Considering every line below, count those with the word "title" and give only the result.

──────── THE DATA

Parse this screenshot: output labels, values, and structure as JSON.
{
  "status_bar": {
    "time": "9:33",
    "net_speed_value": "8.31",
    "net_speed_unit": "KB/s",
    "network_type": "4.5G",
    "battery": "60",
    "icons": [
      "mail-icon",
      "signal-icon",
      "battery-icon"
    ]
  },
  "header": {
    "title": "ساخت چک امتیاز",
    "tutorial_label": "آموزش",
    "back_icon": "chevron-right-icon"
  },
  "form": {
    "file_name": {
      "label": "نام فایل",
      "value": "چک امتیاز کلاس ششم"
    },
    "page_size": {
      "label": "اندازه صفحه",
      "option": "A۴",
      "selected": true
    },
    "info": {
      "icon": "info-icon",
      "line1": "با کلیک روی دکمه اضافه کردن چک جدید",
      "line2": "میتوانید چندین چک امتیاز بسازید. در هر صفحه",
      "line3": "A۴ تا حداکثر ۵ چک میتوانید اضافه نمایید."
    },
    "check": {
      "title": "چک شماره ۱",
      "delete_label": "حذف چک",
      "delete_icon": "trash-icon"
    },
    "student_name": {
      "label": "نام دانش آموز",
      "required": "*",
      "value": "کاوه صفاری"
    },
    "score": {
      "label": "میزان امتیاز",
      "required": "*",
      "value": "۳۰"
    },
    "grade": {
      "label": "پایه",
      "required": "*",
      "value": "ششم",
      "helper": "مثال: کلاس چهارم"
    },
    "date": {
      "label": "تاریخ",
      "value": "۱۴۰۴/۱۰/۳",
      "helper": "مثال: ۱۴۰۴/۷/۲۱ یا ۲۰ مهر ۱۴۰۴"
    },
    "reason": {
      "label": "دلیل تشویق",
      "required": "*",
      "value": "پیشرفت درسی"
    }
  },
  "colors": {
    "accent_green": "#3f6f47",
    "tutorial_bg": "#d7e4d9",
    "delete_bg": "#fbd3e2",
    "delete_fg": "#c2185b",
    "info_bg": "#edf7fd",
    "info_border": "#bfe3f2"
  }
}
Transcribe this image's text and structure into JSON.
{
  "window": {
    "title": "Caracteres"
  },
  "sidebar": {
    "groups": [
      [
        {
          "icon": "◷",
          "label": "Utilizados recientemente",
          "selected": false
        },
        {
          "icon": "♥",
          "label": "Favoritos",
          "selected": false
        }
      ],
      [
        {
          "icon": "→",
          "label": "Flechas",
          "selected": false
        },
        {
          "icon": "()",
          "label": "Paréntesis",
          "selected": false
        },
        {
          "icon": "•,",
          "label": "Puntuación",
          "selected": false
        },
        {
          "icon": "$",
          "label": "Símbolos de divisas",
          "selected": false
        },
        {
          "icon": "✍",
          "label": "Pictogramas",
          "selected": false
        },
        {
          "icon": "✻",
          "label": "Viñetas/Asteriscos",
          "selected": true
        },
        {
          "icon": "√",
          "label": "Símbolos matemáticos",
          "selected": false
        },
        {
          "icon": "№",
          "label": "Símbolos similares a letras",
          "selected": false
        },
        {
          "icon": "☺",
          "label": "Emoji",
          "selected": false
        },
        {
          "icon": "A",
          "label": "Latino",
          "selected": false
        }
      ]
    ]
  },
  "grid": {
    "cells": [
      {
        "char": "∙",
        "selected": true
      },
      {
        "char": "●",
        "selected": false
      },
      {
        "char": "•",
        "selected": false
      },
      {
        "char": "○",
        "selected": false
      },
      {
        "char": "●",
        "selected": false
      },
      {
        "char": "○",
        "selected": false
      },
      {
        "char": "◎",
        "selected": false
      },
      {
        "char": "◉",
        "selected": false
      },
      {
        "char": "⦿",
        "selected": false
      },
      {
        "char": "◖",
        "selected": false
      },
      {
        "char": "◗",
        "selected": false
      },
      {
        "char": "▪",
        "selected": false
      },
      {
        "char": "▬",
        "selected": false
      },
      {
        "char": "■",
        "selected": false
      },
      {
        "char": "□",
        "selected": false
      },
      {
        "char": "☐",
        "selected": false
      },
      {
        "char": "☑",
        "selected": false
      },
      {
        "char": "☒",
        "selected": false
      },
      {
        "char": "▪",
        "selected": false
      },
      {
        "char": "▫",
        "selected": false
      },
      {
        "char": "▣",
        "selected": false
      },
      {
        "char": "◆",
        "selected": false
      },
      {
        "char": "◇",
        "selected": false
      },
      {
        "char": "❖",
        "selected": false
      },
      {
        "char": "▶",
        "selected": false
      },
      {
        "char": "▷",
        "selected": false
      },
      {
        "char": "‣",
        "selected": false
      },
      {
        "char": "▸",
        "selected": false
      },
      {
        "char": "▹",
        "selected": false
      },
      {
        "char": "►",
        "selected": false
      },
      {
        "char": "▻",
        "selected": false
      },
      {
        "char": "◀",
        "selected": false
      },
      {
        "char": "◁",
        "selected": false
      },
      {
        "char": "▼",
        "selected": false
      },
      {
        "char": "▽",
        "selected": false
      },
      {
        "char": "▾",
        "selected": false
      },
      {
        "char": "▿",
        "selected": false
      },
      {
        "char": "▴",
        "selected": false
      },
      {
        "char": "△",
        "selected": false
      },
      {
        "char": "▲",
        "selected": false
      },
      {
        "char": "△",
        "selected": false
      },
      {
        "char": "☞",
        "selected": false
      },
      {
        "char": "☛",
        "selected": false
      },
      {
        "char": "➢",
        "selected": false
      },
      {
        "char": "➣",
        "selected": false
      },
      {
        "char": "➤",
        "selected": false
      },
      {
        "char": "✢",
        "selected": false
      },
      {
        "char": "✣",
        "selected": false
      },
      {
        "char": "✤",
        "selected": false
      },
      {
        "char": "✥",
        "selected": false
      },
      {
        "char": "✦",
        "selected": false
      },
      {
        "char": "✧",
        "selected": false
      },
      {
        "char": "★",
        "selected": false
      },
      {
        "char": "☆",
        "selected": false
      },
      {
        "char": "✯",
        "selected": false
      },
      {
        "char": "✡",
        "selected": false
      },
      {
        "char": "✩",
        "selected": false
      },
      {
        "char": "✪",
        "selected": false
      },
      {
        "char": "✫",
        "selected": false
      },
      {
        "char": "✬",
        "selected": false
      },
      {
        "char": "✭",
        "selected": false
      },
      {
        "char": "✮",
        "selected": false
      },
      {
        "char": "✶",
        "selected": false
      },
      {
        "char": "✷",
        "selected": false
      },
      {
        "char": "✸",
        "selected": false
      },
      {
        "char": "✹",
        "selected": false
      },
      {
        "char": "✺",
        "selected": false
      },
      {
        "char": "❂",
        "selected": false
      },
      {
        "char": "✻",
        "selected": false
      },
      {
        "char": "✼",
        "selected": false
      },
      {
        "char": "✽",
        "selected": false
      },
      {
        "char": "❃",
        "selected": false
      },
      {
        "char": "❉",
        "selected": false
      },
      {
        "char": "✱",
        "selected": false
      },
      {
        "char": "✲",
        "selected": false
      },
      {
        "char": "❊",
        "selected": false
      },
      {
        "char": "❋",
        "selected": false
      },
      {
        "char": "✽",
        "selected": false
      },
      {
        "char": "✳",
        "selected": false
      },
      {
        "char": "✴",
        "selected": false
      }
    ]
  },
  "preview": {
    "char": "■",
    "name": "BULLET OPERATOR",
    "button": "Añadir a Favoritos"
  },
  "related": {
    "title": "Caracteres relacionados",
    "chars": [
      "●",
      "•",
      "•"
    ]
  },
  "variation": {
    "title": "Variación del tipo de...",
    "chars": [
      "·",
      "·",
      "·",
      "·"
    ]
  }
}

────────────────

# TASK RESPONSE
5